The new cover the The Wrong Channel, the second book of The Misspellers trilogy. It is another fantastic piece of art by Linda Shenk - Etsy shop here. I like that it is spooky without being too obvious about it.  Of course I would, right? It's something I try so hard to achieve in my everyday life.

Try and not quite succeed. On either front. I'm about as spooky as the My Little Pony Halloween Special and more obvious than Donald Trump.  I wonder if that's why I appreciate Linda's painting so much? Admiration for qualities I don't possess.  Like Harry Styles' hair.  Mmmm. . . .

Not Trump's.

Wednesday, January 20, 2016

Decoding The Rosetta Man

Claire McCague’s The Rosetta Man is so lovable I’m not sure I can give it a fair review. There are literary missteps I could mark off like potholes in the spring, but it would be more to show you I’m not a pushover, than to inform you about your chances of enjoying this ride. And your chances are good.

The central character, Estlin Hume, is a plausible, 21st century, and highly reluctant, Dr. Doolittle. The opening scene, with the squirrels, is enough to propel me into the novel. Hume becomes embroiled in a first-contact, political thriller – that never loses its sense of humor. It is one of the reasons the book is so fun to read.

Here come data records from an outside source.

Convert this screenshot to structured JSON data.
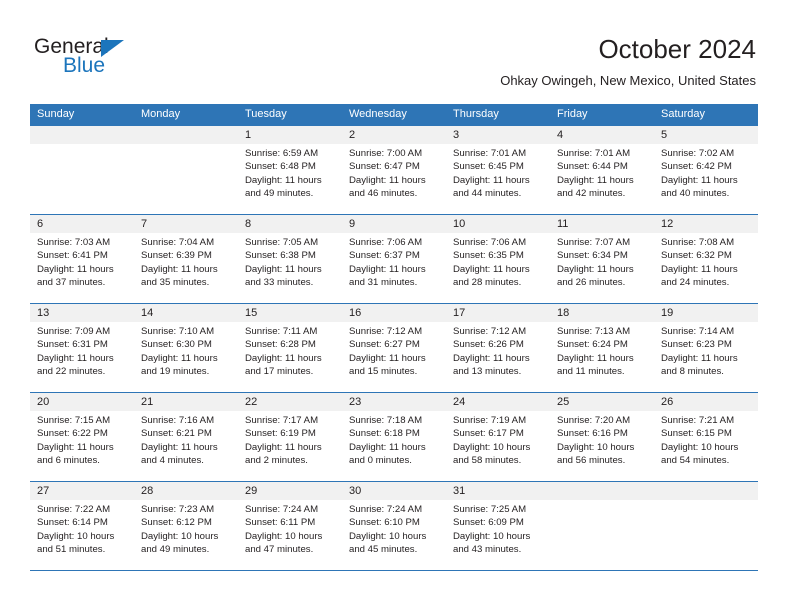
{
  "brand": {
    "name_top": "General",
    "name_bottom": "Blue",
    "color_blue": "#1c75bc",
    "color_dark": "#231f20"
  },
  "header": {
    "title": "October 2024",
    "subtitle": "Ohkay Owingeh, New Mexico, United States"
  },
  "theme": {
    "header_blue": "#2e75b6",
    "day_strip_gray": "#f1f1f1",
    "text": "#231f20"
  },
  "columns": [
    "Sunday",
    "Monday",
    "Tuesday",
    "Wednesday",
    "Thursday",
    "Friday",
    "Saturday"
  ],
  "weeks": [
    [
      {
        "day": "",
        "sunrise": "",
        "sunset": "",
        "daylight1": "",
        "daylight2": ""
      },
      {
        "day": "",
        "sunrise": "",
        "sunset": "",
        "daylight1": "",
        "daylight2": ""
      },
      {
        "day": "1",
        "sunrise": "Sunrise: 6:59 AM",
        "sunset": "Sunset: 6:48 PM",
        "daylight1": "Daylight: 11 hours",
        "daylight2": "and 49 minutes."
      },
      {
        "day": "2",
        "sunrise": "Sunrise: 7:00 AM",
        "sunset": "Sunset: 6:47 PM",
        "daylight1": "Daylight: 11 hours",
        "daylight2": "and 46 minutes."
      },
      {
        "day": "3",
        "sunrise": "Sunrise: 7:01 AM",
        "sunset": "Sunset: 6:45 PM",
        "daylight1": "Daylight: 11 hours",
        "daylight2": "and 44 minutes."
      },
      {
        "day": "4",
        "sunrise": "Sunrise: 7:01 AM",
        "sunset": "Sunset: 6:44 PM",
        "daylight1": "Daylight: 11 hours",
        "daylight2": "and 42 minutes."
      },
      {
        "day": "5",
        "sunrise": "Sunrise: 7:02 AM",
        "sunset": "Sunset: 6:42 PM",
        "daylight1": "Daylight: 11 hours",
        "daylight2": "and 40 minutes."
      }
    ],
    [
      {
        "day": "6",
        "sunrise": "Sunrise: 7:03 AM",
        "sunset": "Sunset: 6:41 PM",
        "daylight1": "Daylight: 11 hours",
        "daylight2": "and 37 minutes."
      },
      {
        "day": "7",
        "sunrise": "Sunrise: 7:04 AM",
        "sunset": "Sunset: 6:39 PM",
        "daylight1": "Daylight: 11 hours",
        "daylight2": "and 35 minutes."
      },
      {
        "day": "8",
        "sunrise": "Sunrise: 7:05 AM",
        "sunset": "Sunset: 6:38 PM",
        "daylight1": "Daylight: 11 hours",
        "daylight2": "and 33 minutes."
      },
      {
        "day": "9",
        "sunrise": "Sunrise: 7:06 AM",
        "sunset": "Sunset: 6:37 PM",
        "daylight1": "Daylight: 11 hours",
        "daylight2": "and 31 minutes."
      },
      {
        "day": "10",
        "sunrise": "Sunrise: 7:06 AM",
        "sunset": "Sunset: 6:35 PM",
        "daylight1": "Daylight: 11 hours",
        "daylight2": "and 28 minutes."
      },
      {
        "day": "11",
        "sunrise": "Sunrise: 7:07 AM",
        "sunset": "Sunset: 6:34 PM",
        "daylight1": "Daylight: 11 hours",
        "daylight2": "and 26 minutes."
      },
      {
        "day": "12",
        "sunrise": "Sunrise: 7:08 AM",
        "sunset": "Sunset: 6:32 PM",
        "daylight1": "Daylight: 11 hours",
        "daylight2": "and 24 minutes."
      }
    ],
    [
      {
        "day": "13",
        "sunrise": "Sunrise: 7:09 AM",
        "sunset": "Sunset: 6:31 PM",
        "daylight1": "Daylight: 11 hours",
        "daylight2": "and 22 minutes."
      },
      {
        "day": "14",
        "sunrise": "Sunrise: 7:10 AM",
        "sunset": "Sunset: 6:30 PM",
        "daylight1": "Daylight: 11 hours",
        "daylight2": "and 19 minutes."
      },
      {
        "day": "15",
        "sunrise": "Sunrise: 7:11 AM",
        "sunset": "Sunset: 6:28 PM",
        "daylight1": "Daylight: 11 hours",
        "daylight2": "and 17 minutes."
      },
      {
        "day": "16",
        "sunrise": "Sunrise: 7:12 AM",
        "sunset": "Sunset: 6:27 PM",
        "daylight1": "Daylight: 11 hours",
        "daylight2": "and 15 minutes."
      },
      {
        "day": "17",
        "sunrise": "Sunrise: 7:12 AM",
        "sunset": "Sunset: 6:26 PM",
        "daylight1": "Daylight: 11 hours",
        "daylight2": "and 13 minutes."
      },
      {
        "day": "18",
        "sunrise": "Sunrise: 7:13 AM",
        "sunset": "Sunset: 6:24 PM",
        "daylight1": "Daylight: 11 hours",
        "daylight2": "and 11 minutes."
      },
      {
        "day": "19",
        "sunrise": "Sunrise: 7:14 AM",
        "sunset": "Sunset: 6:23 PM",
        "daylight1": "Daylight: 11 hours",
        "daylight2": "and 8 minutes."
      }
    ],
    [
      {
        "day": "20",
        "sunrise": "Sunrise: 7:15 AM",
        "sunset": "Sunset: 6:22 PM",
        "daylight1": "Daylight: 11 hours",
        "daylight2": "and 6 minutes."
      },
      {
        "day": "21",
        "sunrise": "Sunrise: 7:16 AM",
        "sunset": "Sunset: 6:21 PM",
        "daylight1": "Daylight: 11 hours",
        "daylight2": "and 4 minutes."
      },
      {
        "day": "22",
        "sunrise": "Sunrise: 7:17 AM",
        "sunset": "Sunset: 6:19 PM",
        "daylight1": "Daylight: 11 hours",
        "daylight2": "and 2 minutes."
      },
      {
        "day": "23",
        "sunrise": "Sunrise: 7:18 AM",
        "sunset": "Sunset: 6:18 PM",
        "daylight1": "Daylight: 11 hours",
        "daylight2": "and 0 minutes."
      },
      {
        "day": "24",
        "sunrise": "Sunrise: 7:19 AM",
        "sunset": "Sunset: 6:17 PM",
        "daylight1": "Daylight: 10 hours",
        "daylight2": "and 58 minutes."
      },
      {
        "day": "25",
        "sunrise": "Sunrise: 7:20 AM",
        "sunset": "Sunset: 6:16 PM",
        "daylight1": "Daylight: 10 hours",
        "daylight2": "and 56 minutes."
      },
      {
        "day": "26",
        "sunrise": "Sunrise: 7:21 AM",
        "sunset": "Sunset: 6:15 PM",
        "daylight1": "Daylight: 10 hours",
        "daylight2": "and 54 minutes."
      }
    ],
    [
      {
        "day": "27",
        "sunrise": "Sunrise: 7:22 AM",
        "sunset": "Sunset: 6:14 PM",
        "daylight1": "Daylight: 10 hours",
        "daylight2": "and 51 minutes."
      },
      {
        "day": "28",
        "sunrise": "Sunrise: 7:23 AM",
        "sunset": "Sunset: 6:12 PM",
        "daylight1": "Daylight: 10 hours",
        "daylight2": "and 49 minutes."
      },
      {
        "day": "29",
        "sunrise": "Sunrise: 7:24 AM",
        "sunset": "Sunset: 6:11 PM",
        "daylight1": "Daylight: 10 hours",
        "daylight2": "and 47 minutes."
      },
      {
        "day": "30",
        "sunrise": "Sunrise: 7:24 AM",
        "sunset": "Sunset: 6:10 PM",
        "daylight1": "Daylight: 10 hours",
        "daylight2": "and 45 minutes."
      },
      {
        "day": "31",
        "sunrise": "Sunrise: 7:25 AM",
        "sunset": "Sunset: 6:09 PM",
        "daylight1": "Daylight: 10 hours",
        "daylight2": "and 43 minutes."
      },
      {
        "day": "",
        "sunrise": "",
        "sunset": "",
        "daylight1": "",
        "daylight2": ""
      },
      {
        "day": "",
        "sunrise": "",
        "sunset": "",
        "daylight1": "",
        "daylight2": ""
      }
    ]
  ]
}
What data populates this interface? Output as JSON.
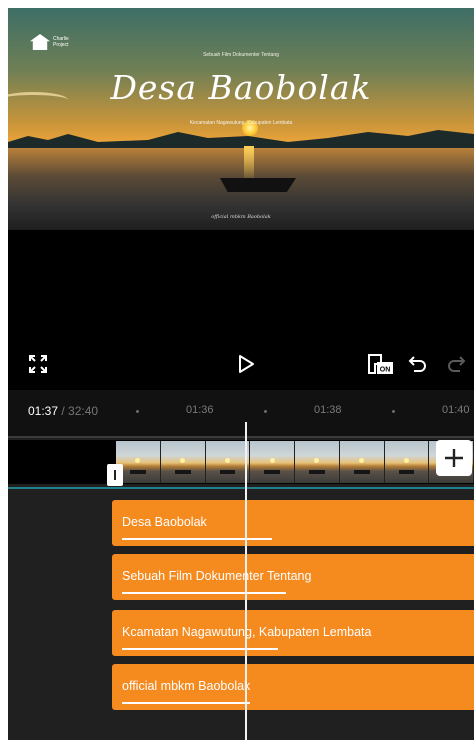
{
  "preview": {
    "brand": "Charlie Project",
    "subtitle_top": "Sebuah Film Dokumenter Tentang",
    "title": "Desa Baobolak",
    "subtitle_bottom": "Kecamatan Nagawutung, Kabupaten Lembata",
    "signature": "official mbkm Baobolak"
  },
  "controls": {
    "fullscreen_icon": "fullscreen-icon",
    "play_icon": "play-icon",
    "compare_label": "ON",
    "undo_icon": "undo-icon",
    "redo_icon": "redo-icon"
  },
  "timeline": {
    "current_time": "01:37",
    "total_time": " / 32:40",
    "ticks": [
      "01:36",
      "01:38",
      "01:40"
    ]
  },
  "text_clips": [
    {
      "label": "Desa Baobolak"
    },
    {
      "label": "Sebuah Film Dokumenter Tentang"
    },
    {
      "label": "Kcamatan Nagawutung, Kabupaten Lembata"
    },
    {
      "label": "official mbkm Baobolak"
    }
  ],
  "colors": {
    "clip_orange": "#f58a1f",
    "track_accent": "#1f7f8c",
    "playhead": "#f2f2f2"
  }
}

Reasons 2: Aliens. Creatures from another planet that are really, truly alien. They don’t look like us, communicate like us, or think like us. They are so fascinating and imaginative, you can read the book for them alone.

But you wouldn’t. Clair’s fictionalized science is deep but approachable, spanning physics, biology and psychology. Her mechanisms for interstellar travel and seemingly telepathic communication are particularly delightful.

The book has perhaps too many characters, but that’s me wanting to spend all my time with Hume and the aliens. Which I hope to do in the next book, which I’m thinking reviews like this one will help move along.

Tuesday, January 12, 2016

The Misspellers. Second Edition.

Here is the new cover for the second edition of The Misspellers. It's been 14 years since the first one. Books create a weird time anomaly in my memory, as in this book feels like it came out last year and a life-time ago.

The new cover is by Linda Shenk, who has an amazing Etsy shop here.  Her art is cool, fluid and mysterious and I hope some of it rubs off on my book.

The cover also fits with the other two in the series, The Wrong Channel and the soon to be released, The Misremembered.

There is also a new Misspellers Web site, which is pretty, again thanks to Linda.